Some of Girish’s well-known contributions include the scientific critique of the Enron power project; analysis of Sardar Sarovar’s power project, constructive engagement with the electricity regulators and preparation of a Citizen’s Primer on the electricity sector. Some of his recent contributions include implementation innovations in the areas of energy efficient appliances and renewable energy systems for meeting India’s energy needs. He represented India in several international for a on climate and energy issues; authored a range of scientific papers; won several awards, and was a member of various committees of government as well as civil society.

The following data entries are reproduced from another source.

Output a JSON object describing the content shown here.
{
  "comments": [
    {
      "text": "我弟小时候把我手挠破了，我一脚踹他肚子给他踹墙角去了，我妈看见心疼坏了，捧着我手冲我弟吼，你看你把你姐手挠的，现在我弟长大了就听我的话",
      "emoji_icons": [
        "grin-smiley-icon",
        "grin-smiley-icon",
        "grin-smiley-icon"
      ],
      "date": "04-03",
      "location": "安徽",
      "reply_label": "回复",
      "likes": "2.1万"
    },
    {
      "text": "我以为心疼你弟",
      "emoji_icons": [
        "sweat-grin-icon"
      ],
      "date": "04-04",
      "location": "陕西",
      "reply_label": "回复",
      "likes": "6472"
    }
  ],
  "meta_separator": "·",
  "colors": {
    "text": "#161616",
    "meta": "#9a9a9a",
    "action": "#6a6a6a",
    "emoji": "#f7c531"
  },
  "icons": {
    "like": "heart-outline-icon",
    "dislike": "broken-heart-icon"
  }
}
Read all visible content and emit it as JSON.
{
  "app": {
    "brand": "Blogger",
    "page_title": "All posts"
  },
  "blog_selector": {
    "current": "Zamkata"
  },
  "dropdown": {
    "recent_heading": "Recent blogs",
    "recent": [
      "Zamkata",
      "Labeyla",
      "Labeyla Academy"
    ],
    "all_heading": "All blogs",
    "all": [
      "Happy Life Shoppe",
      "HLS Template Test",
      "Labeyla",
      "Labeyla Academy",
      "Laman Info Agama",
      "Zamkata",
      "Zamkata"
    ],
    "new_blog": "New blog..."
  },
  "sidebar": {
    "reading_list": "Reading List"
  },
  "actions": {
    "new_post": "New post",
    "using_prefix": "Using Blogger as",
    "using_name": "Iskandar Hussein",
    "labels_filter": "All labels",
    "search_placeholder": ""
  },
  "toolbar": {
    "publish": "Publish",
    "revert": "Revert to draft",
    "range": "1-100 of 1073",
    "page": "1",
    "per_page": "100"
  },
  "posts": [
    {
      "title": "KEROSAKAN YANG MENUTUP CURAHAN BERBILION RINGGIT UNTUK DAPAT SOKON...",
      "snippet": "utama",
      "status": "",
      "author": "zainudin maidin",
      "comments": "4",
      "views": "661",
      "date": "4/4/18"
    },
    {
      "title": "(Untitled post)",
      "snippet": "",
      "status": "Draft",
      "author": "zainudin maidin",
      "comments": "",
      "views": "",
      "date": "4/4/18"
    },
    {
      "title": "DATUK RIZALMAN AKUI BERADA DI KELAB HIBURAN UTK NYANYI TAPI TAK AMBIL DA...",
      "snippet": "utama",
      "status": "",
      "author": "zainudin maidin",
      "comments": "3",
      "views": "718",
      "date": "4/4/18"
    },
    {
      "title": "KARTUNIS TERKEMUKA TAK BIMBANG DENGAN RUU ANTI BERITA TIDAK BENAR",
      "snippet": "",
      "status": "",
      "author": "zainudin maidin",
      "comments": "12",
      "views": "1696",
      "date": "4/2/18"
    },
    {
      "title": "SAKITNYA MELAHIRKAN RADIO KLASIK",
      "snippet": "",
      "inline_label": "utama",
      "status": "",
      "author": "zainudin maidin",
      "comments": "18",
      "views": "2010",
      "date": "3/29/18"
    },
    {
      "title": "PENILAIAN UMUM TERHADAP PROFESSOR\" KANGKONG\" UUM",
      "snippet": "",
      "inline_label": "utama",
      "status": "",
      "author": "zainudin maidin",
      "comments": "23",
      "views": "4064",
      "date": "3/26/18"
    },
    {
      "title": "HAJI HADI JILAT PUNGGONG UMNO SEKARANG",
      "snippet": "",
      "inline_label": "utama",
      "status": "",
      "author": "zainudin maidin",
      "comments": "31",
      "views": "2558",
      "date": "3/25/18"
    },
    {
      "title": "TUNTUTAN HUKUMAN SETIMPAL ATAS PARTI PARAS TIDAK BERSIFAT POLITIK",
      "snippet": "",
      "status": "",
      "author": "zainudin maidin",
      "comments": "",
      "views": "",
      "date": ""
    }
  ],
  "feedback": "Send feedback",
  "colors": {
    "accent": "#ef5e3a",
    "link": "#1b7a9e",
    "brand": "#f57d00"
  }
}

Recently, as a member of the Climate Experts’ Group under BASIC countries, of the Planning Commission’s Experts Committee on the Low Carbon Strategy for Inclusive Growth, and the 12th Plan Steering Committee of the Ministry of Non-Renewable Energy and Ministry of Power, he courageously and relentlessly championed the cause of the weaker sections of society and the long term interest of the nation.
His hard work, his commitment and dedication to the cause of the marginalized are an example for everyone to emulate. His work was characterized by a high analytical rigour and fairness, and honesty with which he approached policy analysis and innovation. He always strived for and was driven by the need for tangible impacts.
Girish was truly a great team leader and team builder and had an innate ability to inspire and motivate everyone to strive for something higher. Above all, his friends and colleagues remember him for his humility, simplicity, and the humane touch in his professional and personal relationships. He achieved a lot in his short lifetime, and leaves behind lot of work to be done. We at Prayas enjoyed working with him and plan to carry on the work he started - the best tribute we could give him.
Sreekumar N (with support from Subodh Wagle, Shripad Dharmadhikary, Ashok Srinivas and Shantanu Dixit)